He had many names.
Paul’s birth name was Lester William Polsfuss, but he didn’t use it for long. As a teen he performed as Red Hot Red, and he recorded his first two albums as Rhubarb Red, a hillbilly admirer of gypsy-swing king Django Reinhardt. Announcers introduced him as the Wizard of Waukesha until his death in 2009.
He was Mary Ford’s husband and Steve Miller’s godfather.
Ford, a singer, and Paul performed together, and ended up eventually getting hitched. Paul played guitar on many of the pair’s biggest hits, including “Vaya Con Dios” and “How High the Moon.” Miller’s parents were best man and maid of honor at the couple’s wedding. Paul later gave the “Abracadabra” singer his first guitar lessons.
But, he couldn’t read music.
Paul had little formal training as a musician. He took a few piano lessons, which resulted in a note to his mom from his teacher that read, “Your boy, Lester, will never learn music.” He later taught himself guitar, banjo and harmonica, absorbing musical knowledge as he listened to the radio.
He hacked the family player piano as a kid.
A budding inventor, young Paul modified his family’s player piano so it produced new sounds. He also cut apart a section of their staircase so he could “tune” it when he played it like a xylophone. Later he made a crystal radio receiver and built a recording device from scraps at his dad’s auto shop. Roughly two decades later, Paul unveiled many recording innovations on “Lover,” a track featuring reverb, overdubbing, tape delay and other techniques recording studios still use today.
He survived several serious accidents, including near-electrocution.
Paul got a jolt in 1940, when experimenting in his New York apartment. During his recovery, he moved to Hollywood, where Bing Crosby encouraged him to build a proper recording studio. After a 1948 car accident, Paul told doctors to fuse his shattered elbow at a 90-degree angle so he could continue playing guitar.
Quick thinking landed him a job at NBC.
In 1937 the garrulous guitarist told two musician friends he knew Paul Whiteman, but when they showed up at big-band leader’s office, they were given the heave-ho. As they prepared to head out, another bandleader, Fred Waring, appeared by the elevator. Paul convinced him to check out the trio’s blistering tempo. They finished their impromptu tryout—and landed a job on Waring’s show—before the elevator arrived.
Gibson rejected Paul’s guitar prototype the first time he presented it.
One of the best-selling electric guitars of all time, the Gibson Les Paul counts George Harrison, Jimmy Page and Bob Marley among its devotees. But Gibson wasn’t keen on the instrument initially, calling it a “broomstick with pickups.” The company had a change of heart a decade later. It partnered with Paul to develop the first model in 1951, and the rest is history.
More of Les Paul: Museums that explore the legend’s legacy
Waukesha County Historical Society

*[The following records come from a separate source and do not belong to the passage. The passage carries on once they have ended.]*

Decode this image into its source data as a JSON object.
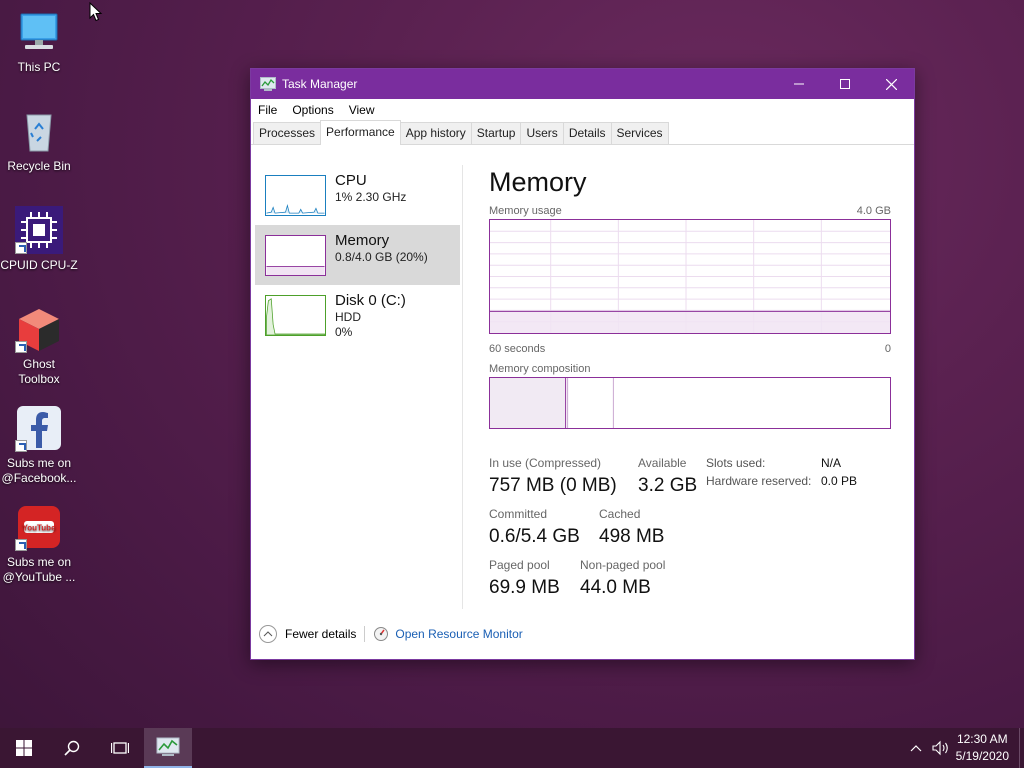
{
  "desktop": {
    "icons": [
      {
        "label": "This PC"
      },
      {
        "label": "Recycle Bin"
      },
      {
        "label": "CPUID CPU-Z"
      },
      {
        "label": "Ghost Toolbox"
      },
      {
        "label": "Subs me on @Facebook..."
      },
      {
        "label": "Subs me on @YouTube ..."
      }
    ]
  },
  "window": {
    "title": "Task Manager",
    "menu": [
      "File",
      "Options",
      "View"
    ],
    "tabs": [
      "Processes",
      "Performance",
      "App history",
      "Startup",
      "Users",
      "Details",
      "Services"
    ],
    "active_tab": "Performance"
  },
  "sidebar": {
    "items": [
      {
        "name": "CPU",
        "line1": "1%  2.30 GHz",
        "line2": ""
      },
      {
        "name": "Memory",
        "line1": "0.8/4.0 GB (20%)",
        "line2": ""
      },
      {
        "name": "Disk 0 (C:)",
        "line1": "HDD",
        "line2": "0%"
      }
    ]
  },
  "memory": {
    "title": "Memory",
    "usage_label": "Memory usage",
    "usage_max": "4.0 GB",
    "time_left": "60 seconds",
    "time_right": "0",
    "composition_label": "Memory composition",
    "in_use_label": "In use (Compressed)",
    "in_use_value": "757 MB (0 MB)",
    "available_label": "Available",
    "available_value": "3.2 GB",
    "committed_label": "Committed",
    "committed_value": "0.6/5.4 GB",
    "cached_label": "Cached",
    "cached_value": "498 MB",
    "paged_label": "Paged pool",
    "paged_value": "69.9 MB",
    "nonpaged_label": "Non-paged pool",
    "nonpaged_value": "44.0 MB",
    "slots_label": "Slots used:",
    "slots_value": "N/A",
    "hwres_label": "Hardware reserved:",
    "hwres_value": "0.0 PB"
  },
  "footer": {
    "fewer_details": "Fewer details",
    "resource_monitor": "Open Resource Monitor"
  },
  "taskbar": {
    "time": "12:30 AM",
    "date": "5/19/2020"
  },
  "colors": {
    "titlebar": "#7a2d9e",
    "memory_accent": "#8b2f99",
    "cpu_accent": "#1a7fbf",
    "disk_accent": "#4da02a",
    "link": "#1a5fb4"
  }
}
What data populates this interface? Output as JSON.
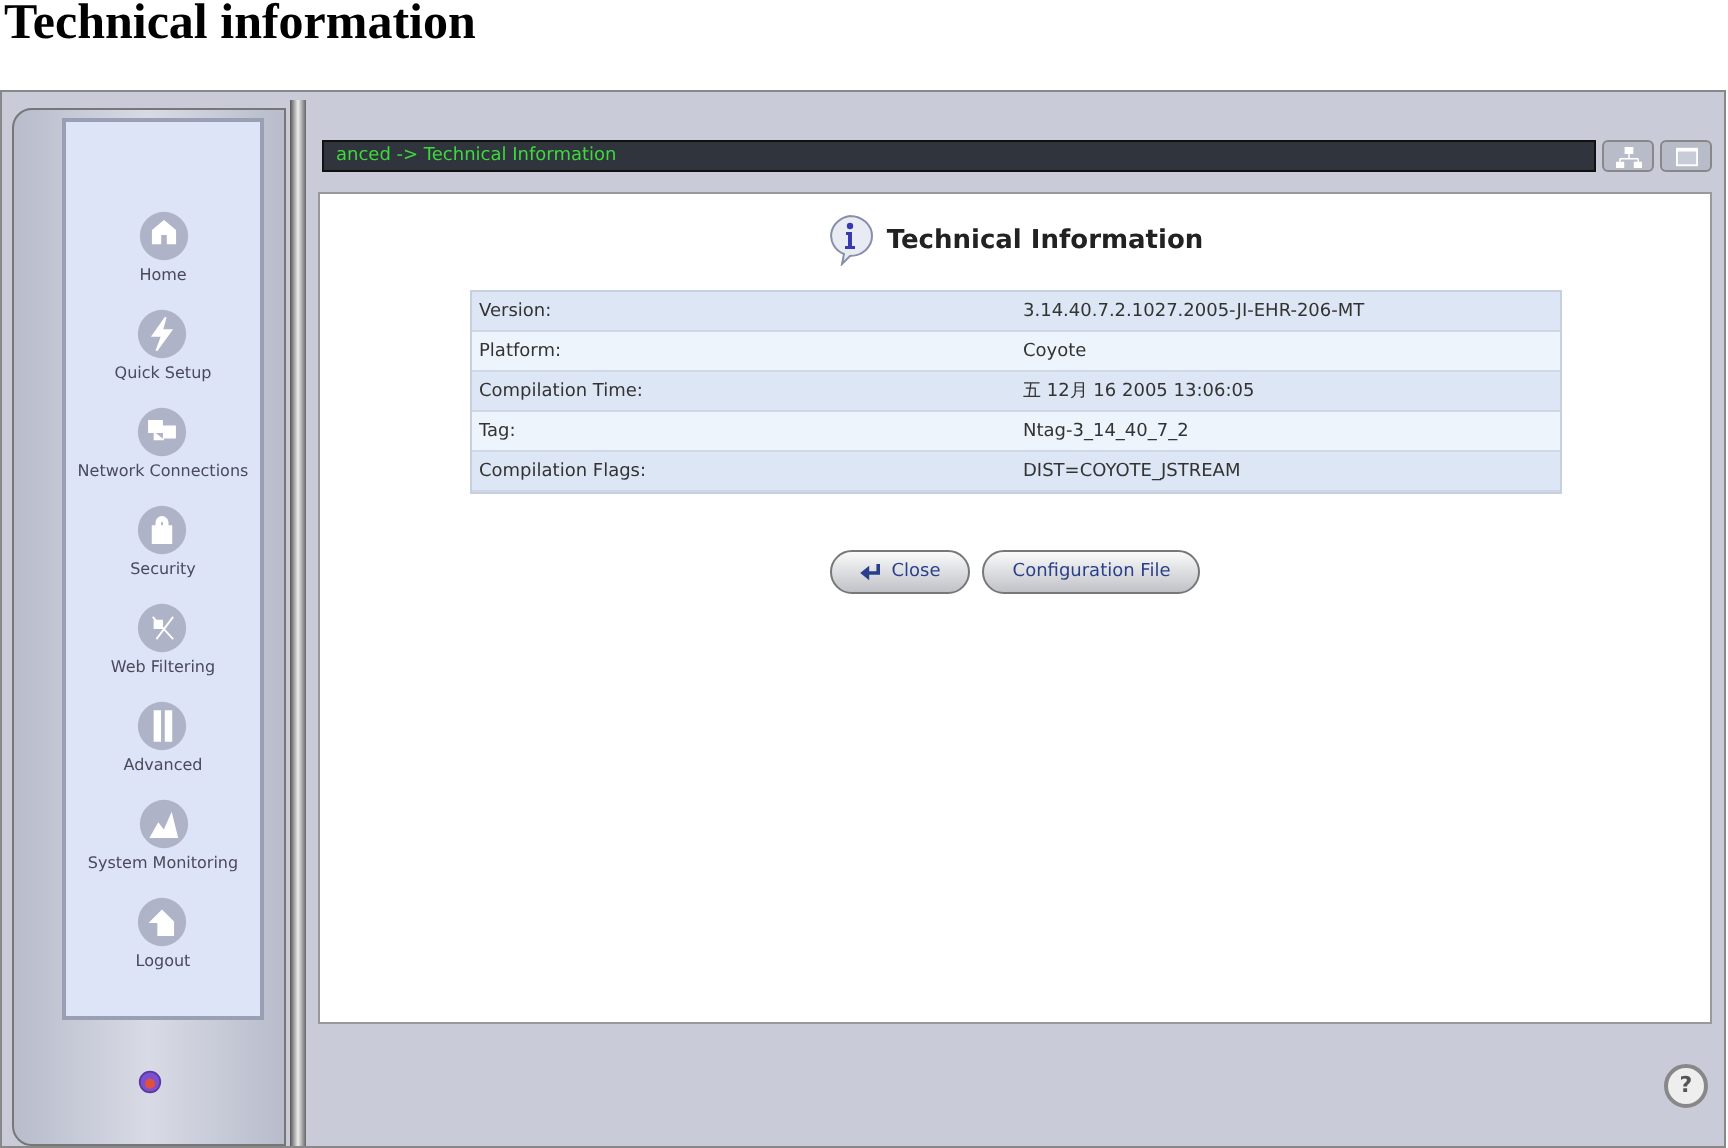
{
  "page_heading": "Technical information",
  "nav": [
    {
      "label": "Home"
    },
    {
      "label": "Quick Setup"
    },
    {
      "label": "Network Connections"
    },
    {
      "label": "Security"
    },
    {
      "label": "Web Filtering"
    },
    {
      "label": "Advanced"
    },
    {
      "label": "System Monitoring"
    },
    {
      "label": "Logout"
    }
  ],
  "breadcrumb": "anced -> Technical Information",
  "title": "Technical Information",
  "rows": [
    {
      "label": "Version:",
      "value": "3.14.40.7.2.1027.2005-JI-EHR-206-MT"
    },
    {
      "label": "Platform:",
      "value": "Coyote"
    },
    {
      "label": "Compilation Time:",
      "value": "五 12月 16 2005 13:06:05"
    },
    {
      "label": "Tag:",
      "value": "Ntag-3_14_40_7_2"
    },
    {
      "label": "Compilation Flags:",
      "value": "DIST=COYOTE_JSTREAM"
    }
  ],
  "buttons": [
    {
      "label": "Close",
      "kind": "back"
    },
    {
      "label": "Configuration File",
      "kind": "plain"
    }
  ],
  "help_button": "?"
}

Les Paul’s influence spans the world, but it’s especially strong in his birthplace. Waukesha has a road and a middle school named after Paul, and the Waukesha County Historical Society (101 W. Main St., Waukesha) goes even further. Its permanent exhibit “Les Paul: Wizard of Waukesha” showcases several of his guitars and pieces of recording equipment. It also shares birthday cards he and Mary Ford exchanged, a humorous homemade trophy he gave his mom on her 100th birthday, and a bomber jacket he wore during his standing gig at New York City’s Iridium. (The Historical Society is closed for renovation through December, and will reopen in January 2018.)
About 20 minutes away in Milwaukee, Discovery World (500 N. Harbor Drive) lets visitors experience Paul’s innovations by crafting new sounds, mixing music and sharing their creations. This exhibit, “Les Paul’s Big Sound Experience,” also features a crystal radio like the one Paul experimented with as a boy. There are even guitars from Paul’s personal collection, including the first Gibson Les Paul model ever produced.